In the brand new Museum of Tolerance, highlights from the signing of the Abraham Accord played as the former president’s daughter and son-in-law, former Treasury Secretary Steve Mnuchin, former Secretary of State Mike Pompeo and other Trump administration alumni. Rich and potent on ceviche, steak, and lots of drinks.
At one of the many open bars – including NFL star Peyton Manning and FIFA president Gianni Infantino – giant, black-edged table lamps drape over a curious selection of guests.
The entire event had an “Alice in Wonderland” feel, as attendees fell through the glass and into an alternate reality, where Donald Trump was still the President of the United States and Benjamin Netanyahu was still the Prime Minister of Israel.
In theory, it was a launch party for the Friedman Center for Peace Through Strength, an organization founded by former US ambassador to Israel David Friedman, which seeks to advance the Abrahamic Agreement – a September 2020 deal, brokered by the US, To normalize relations between Israel and the United Arab Emirates, Bahrain, Sudan and Morocco.
In practice, it felt like a reelection of Trump, and a campaign event for Pompeo, who received an award in recognition of his work on the Abraham Accords, while strictly avoiding journalists.
Many attendees wished aloud that Pompeo would run for US president in 2024 – something he is reportedly considering, if Trump does not run again.
“We need to order Pompeo wine!” The wife of a diplomat at the bar said, upon learning that some of the drinks on offer were from Sagot Winery, located in an Israeli settlement in the West Bank, which last year named one of its reds after Pompeo.
Others were even more obvious.
Billionaire philanthropist Sylvan Adams, co-chair of the program, said, “Time ran out on the Trump administration, and we looked at some of your achievements in retrospect, but hopefully President Pompeo continues down that path.” He said he thought Pompeo and Abraham Accord architects would be the “more deserving” winners of this year’s Nobel Peace Prize.
The current leaders of the US and Israel, President Joe Biden and Prime Minister Naftali Bennett, probably did not exist. Just one serving member of the Israeli cabinet – Interior Minister Eylet Sheik – appeared in attendance.
In a brief interview with CNN on the program, Friedman said he remained in close contact with Trump administration alumni who flew the program and that it was not difficult to get them to make the long trip to Israel. Kushner and Trump arrived at 4 a.m. on Monday and left the same evening.
“I love all these people: Jared, Ivanka, Mnuchin, Pompeo; we worked so closely together, we really liked each other – which is unusual, by the way, for administration in politics – And it’s good to see everyone here in Jerusalem,” he said.

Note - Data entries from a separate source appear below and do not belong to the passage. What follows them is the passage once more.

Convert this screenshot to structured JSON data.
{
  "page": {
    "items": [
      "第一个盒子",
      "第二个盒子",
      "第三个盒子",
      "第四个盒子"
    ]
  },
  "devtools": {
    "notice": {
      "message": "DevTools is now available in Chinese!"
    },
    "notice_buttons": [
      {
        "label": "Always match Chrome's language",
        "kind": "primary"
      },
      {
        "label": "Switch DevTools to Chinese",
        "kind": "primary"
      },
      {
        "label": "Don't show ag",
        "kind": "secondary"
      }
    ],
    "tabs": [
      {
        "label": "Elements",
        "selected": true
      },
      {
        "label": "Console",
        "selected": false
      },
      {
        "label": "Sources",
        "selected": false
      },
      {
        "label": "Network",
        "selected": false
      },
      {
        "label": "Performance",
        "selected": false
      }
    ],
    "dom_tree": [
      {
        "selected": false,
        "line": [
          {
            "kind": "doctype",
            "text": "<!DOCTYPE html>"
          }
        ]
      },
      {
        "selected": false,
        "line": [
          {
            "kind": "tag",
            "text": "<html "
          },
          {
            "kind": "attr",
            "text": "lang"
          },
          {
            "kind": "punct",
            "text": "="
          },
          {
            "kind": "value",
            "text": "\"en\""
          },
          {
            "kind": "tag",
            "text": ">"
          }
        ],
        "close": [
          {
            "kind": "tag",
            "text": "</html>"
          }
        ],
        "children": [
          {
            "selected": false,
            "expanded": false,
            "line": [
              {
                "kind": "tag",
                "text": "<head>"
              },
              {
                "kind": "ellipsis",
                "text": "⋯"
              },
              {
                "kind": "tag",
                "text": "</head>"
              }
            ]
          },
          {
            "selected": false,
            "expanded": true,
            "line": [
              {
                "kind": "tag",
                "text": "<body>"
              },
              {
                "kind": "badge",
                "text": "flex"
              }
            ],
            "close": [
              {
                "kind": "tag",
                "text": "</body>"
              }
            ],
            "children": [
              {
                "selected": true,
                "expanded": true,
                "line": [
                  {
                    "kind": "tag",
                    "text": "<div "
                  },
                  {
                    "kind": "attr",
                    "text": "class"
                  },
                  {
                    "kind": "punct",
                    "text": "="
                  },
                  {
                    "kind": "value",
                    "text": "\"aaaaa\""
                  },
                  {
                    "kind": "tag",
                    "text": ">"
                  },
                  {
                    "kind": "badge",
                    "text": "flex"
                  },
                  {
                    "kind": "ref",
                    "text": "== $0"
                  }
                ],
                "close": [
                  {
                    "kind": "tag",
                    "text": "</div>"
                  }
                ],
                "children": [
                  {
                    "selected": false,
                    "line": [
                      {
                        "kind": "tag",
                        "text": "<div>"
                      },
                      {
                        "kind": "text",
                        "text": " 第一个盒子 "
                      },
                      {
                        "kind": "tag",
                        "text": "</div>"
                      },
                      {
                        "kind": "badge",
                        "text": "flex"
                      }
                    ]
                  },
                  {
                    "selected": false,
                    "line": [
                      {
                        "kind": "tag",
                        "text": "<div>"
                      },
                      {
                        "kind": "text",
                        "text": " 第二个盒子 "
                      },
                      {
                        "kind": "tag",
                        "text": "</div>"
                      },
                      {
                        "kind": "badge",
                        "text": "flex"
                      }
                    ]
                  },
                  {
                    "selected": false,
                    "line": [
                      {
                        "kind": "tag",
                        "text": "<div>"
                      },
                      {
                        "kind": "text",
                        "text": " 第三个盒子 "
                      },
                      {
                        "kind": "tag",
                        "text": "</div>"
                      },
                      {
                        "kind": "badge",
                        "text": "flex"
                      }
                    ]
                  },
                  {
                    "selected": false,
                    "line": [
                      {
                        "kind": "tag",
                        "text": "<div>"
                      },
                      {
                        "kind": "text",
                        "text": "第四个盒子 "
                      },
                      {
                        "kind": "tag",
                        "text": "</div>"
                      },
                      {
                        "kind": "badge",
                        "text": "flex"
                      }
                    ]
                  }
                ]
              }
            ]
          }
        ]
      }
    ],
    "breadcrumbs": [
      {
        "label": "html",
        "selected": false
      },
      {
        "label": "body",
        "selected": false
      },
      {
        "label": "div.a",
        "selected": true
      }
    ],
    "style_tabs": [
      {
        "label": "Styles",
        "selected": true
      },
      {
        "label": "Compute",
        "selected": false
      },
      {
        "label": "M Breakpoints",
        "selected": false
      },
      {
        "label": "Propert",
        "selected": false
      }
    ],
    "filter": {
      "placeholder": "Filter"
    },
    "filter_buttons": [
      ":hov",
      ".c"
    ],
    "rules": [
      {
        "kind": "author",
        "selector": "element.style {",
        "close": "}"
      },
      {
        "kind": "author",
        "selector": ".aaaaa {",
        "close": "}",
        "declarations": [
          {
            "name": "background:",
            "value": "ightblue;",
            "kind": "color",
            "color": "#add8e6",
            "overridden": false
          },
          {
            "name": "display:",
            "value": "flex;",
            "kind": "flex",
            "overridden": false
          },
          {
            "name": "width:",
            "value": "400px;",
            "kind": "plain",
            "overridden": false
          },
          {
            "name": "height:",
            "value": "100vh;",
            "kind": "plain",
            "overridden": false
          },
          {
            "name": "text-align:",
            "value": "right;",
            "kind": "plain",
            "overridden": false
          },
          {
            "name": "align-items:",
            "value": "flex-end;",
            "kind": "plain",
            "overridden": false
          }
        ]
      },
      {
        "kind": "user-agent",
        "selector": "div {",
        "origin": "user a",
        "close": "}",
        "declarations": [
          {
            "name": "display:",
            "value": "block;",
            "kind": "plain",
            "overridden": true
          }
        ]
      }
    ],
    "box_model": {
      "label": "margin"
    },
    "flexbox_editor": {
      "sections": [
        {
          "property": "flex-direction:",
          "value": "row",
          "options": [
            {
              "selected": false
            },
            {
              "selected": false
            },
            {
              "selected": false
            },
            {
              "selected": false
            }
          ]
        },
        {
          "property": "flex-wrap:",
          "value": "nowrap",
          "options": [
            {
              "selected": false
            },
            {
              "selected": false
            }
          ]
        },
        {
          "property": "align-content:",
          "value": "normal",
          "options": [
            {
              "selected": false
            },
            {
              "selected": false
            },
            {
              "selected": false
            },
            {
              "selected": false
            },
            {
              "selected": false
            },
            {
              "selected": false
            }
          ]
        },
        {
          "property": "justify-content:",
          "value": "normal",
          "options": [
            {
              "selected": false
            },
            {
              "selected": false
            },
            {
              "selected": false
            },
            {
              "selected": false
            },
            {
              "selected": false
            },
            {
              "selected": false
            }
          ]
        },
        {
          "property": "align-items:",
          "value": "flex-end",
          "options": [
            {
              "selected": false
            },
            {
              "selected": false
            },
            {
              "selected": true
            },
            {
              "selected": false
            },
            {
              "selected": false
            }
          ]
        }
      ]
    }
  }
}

Earlier in the day, Kushner, Trump, Netanyahu and others attended the launch of the Abraham Accord caucus in the Israeli parliament. The caucus, made up of more than 100 members of parliament, aims to work on measures that expand the Abrahamic Agreement.
And while the evening’s celebration appeared to be a toast to the Trump administration, the Knesset event experienced a Netanyahu campaign rally.
Almost every time the former Israeli PM’s name was mentioned, parts of the audience burst into applause. Whenever the names of Biden or Bennett came up, the same could not be said.
When Netanyahu arrived – halfway through the event – with wife Sarah, about a quarter of the audience gave a standing ovation, despite the fact that Morocco’s ambassador to Israel was in the middle of the speech at the time.
During his own address, Netanyahu cited excerpts from his book and earlier speeches to say that they completely determined how peace with Arab countries could be achieved.
Applauding the work done by the Trump administration to make such deals, Netanyahu said he believed he and Kushner, along with the rest of Trump’s team, “changed history.”
Just hours later Netanyahu, who took a page out of the former president’s playbook on how to treat his successor, lashed out at Bennett from the Knesset platform, saying he was “not a real prime minister.”
For both Netanyahu and the Trump crew, it was a day spent reminiscing about the glories of the past, and looking forward to – perhaps – what might happen again.